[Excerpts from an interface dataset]
Content starts

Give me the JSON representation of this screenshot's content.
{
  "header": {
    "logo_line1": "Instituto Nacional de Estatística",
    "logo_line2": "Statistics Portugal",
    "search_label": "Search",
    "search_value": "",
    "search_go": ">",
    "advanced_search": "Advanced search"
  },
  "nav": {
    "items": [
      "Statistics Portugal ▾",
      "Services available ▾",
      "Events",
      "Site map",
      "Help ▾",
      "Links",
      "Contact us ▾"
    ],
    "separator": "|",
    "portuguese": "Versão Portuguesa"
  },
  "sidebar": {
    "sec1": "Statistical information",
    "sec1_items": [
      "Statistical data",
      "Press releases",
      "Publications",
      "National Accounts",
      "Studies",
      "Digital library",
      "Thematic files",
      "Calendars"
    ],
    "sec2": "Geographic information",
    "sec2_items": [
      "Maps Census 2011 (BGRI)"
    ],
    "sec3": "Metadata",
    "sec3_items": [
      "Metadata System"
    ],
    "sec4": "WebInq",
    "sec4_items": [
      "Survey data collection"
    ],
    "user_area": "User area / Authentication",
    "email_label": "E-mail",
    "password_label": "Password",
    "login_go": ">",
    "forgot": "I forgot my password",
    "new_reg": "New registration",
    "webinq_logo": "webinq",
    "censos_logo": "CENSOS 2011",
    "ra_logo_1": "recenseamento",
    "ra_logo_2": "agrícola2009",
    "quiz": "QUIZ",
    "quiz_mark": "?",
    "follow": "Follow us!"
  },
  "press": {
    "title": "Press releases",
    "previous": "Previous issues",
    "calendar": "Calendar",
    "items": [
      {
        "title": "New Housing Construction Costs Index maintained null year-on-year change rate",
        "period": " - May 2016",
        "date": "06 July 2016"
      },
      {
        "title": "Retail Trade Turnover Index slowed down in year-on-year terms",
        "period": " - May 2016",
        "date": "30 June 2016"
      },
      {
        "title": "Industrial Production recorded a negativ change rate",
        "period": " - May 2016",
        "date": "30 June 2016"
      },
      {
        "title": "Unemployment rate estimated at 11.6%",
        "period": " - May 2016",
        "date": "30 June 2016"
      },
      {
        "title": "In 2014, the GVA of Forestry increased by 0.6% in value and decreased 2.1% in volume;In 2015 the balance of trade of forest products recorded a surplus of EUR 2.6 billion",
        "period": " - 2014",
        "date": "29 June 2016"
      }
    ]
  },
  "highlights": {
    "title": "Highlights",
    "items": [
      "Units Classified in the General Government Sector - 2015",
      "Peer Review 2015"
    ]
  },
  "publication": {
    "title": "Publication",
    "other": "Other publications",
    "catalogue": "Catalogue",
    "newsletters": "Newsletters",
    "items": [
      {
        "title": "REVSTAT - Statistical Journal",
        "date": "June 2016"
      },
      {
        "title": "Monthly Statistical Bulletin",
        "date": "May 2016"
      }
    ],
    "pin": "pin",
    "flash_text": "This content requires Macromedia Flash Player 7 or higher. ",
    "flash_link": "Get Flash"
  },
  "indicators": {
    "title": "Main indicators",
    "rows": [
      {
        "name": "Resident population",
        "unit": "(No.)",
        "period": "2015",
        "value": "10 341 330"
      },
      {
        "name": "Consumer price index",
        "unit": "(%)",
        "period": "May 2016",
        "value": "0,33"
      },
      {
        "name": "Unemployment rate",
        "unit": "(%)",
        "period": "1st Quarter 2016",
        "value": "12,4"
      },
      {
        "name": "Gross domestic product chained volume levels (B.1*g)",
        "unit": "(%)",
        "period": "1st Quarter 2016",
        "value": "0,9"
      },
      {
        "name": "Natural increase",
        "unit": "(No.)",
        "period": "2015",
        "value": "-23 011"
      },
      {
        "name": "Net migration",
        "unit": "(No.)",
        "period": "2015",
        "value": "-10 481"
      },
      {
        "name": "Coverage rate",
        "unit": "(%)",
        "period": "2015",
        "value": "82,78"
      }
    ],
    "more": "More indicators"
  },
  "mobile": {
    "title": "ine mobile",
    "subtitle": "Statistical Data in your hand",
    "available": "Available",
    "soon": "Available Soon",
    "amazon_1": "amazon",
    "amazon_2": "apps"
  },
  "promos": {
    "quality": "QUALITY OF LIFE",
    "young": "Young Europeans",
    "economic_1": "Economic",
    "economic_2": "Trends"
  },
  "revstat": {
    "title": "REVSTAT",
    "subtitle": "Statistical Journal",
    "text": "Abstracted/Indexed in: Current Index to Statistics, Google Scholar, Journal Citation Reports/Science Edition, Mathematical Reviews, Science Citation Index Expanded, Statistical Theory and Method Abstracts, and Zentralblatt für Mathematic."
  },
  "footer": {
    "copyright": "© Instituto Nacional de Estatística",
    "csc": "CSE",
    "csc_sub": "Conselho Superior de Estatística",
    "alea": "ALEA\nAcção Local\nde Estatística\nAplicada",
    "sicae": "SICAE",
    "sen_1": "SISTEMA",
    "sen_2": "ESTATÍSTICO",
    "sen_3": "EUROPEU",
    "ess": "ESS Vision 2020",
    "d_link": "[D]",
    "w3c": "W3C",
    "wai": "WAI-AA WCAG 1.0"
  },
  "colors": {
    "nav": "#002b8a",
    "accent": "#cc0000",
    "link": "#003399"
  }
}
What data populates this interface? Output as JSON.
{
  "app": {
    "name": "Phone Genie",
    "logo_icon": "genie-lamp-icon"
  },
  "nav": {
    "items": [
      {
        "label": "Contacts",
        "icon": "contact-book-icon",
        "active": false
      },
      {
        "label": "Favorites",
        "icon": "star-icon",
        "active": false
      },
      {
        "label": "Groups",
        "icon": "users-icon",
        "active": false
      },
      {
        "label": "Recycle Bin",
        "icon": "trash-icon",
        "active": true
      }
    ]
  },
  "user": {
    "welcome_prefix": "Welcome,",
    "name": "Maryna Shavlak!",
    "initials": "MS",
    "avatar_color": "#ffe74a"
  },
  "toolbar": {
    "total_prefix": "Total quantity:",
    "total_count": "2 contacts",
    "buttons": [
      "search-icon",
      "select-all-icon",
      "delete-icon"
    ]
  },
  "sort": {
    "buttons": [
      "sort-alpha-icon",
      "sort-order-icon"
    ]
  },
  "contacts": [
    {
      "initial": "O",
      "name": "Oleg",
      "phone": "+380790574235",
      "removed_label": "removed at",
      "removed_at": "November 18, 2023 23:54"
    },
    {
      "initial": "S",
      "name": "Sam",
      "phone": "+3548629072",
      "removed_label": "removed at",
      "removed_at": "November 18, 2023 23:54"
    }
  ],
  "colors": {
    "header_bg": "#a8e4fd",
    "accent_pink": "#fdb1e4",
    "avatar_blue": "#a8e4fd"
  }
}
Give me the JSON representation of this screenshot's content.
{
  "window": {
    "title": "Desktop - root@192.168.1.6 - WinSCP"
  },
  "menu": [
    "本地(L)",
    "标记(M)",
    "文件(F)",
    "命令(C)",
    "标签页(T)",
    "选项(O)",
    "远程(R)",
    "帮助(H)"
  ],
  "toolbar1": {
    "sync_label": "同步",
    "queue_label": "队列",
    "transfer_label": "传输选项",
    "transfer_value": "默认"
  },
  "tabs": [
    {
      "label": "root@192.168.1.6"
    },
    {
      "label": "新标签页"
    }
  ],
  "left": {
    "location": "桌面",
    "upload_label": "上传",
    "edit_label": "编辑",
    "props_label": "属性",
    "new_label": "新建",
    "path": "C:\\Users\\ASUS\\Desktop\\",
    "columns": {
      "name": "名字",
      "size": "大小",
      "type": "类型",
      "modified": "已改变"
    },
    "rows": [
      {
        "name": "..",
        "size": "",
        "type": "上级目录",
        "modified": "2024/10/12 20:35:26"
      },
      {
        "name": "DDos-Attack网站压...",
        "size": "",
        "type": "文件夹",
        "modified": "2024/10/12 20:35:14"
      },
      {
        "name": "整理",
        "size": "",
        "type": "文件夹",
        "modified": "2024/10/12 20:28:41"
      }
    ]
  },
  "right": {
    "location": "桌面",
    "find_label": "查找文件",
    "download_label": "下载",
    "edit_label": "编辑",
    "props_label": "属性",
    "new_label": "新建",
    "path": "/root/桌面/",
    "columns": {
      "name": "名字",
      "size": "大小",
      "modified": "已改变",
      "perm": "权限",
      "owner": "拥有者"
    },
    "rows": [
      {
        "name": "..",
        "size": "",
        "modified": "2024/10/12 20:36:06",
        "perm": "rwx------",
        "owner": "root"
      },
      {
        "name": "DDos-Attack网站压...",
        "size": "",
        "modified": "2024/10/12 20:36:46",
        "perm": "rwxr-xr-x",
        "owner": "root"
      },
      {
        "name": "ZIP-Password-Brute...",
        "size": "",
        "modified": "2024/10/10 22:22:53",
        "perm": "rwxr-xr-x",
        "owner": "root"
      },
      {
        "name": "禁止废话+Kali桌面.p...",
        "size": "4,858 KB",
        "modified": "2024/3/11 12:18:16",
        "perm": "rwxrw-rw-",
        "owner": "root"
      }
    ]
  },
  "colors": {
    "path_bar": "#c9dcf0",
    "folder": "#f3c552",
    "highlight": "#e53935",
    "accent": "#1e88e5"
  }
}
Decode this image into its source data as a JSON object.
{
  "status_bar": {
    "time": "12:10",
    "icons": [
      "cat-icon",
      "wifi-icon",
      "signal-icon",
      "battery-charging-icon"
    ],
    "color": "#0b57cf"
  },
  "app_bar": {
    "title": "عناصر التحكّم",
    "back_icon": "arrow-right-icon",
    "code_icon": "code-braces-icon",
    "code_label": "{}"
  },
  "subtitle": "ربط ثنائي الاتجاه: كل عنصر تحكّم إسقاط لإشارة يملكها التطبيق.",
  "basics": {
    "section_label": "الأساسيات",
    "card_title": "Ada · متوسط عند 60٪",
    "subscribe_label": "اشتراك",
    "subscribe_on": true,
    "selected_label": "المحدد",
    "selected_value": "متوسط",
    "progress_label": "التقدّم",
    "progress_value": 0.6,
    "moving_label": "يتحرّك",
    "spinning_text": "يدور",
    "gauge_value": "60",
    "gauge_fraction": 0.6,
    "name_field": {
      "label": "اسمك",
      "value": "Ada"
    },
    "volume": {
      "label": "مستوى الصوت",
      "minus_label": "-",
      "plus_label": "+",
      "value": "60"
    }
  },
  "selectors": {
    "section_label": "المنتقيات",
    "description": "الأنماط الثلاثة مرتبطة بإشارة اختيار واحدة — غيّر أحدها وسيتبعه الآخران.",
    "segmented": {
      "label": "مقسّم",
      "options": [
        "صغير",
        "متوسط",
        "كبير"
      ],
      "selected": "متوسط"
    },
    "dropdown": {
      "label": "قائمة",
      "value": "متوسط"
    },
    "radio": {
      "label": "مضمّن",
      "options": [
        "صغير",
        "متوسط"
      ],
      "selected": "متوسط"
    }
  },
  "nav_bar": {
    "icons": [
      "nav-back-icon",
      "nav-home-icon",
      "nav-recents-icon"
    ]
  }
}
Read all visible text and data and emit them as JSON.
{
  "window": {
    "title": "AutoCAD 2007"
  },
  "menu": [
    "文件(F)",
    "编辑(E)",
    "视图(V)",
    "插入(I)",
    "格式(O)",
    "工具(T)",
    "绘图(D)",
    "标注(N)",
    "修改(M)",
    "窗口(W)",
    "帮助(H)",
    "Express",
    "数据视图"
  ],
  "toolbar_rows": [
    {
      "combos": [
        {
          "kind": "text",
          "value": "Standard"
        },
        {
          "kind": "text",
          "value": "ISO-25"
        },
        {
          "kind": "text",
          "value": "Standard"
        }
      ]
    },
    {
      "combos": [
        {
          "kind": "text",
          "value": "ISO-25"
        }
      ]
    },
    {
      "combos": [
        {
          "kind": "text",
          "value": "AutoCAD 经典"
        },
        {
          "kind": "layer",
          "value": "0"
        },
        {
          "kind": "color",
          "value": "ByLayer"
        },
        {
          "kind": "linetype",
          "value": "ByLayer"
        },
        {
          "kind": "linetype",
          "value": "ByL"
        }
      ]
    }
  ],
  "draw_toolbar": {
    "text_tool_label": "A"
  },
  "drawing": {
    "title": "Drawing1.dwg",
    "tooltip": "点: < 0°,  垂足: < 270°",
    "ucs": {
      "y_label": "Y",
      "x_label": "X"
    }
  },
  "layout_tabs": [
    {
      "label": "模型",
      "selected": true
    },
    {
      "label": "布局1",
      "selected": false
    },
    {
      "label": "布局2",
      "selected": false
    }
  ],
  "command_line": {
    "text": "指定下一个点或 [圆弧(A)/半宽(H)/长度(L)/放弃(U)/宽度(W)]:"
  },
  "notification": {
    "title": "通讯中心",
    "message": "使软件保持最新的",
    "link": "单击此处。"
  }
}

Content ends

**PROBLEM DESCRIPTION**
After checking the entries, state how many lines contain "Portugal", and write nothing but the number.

**SOLUTION TO THIS PROBLEM**
2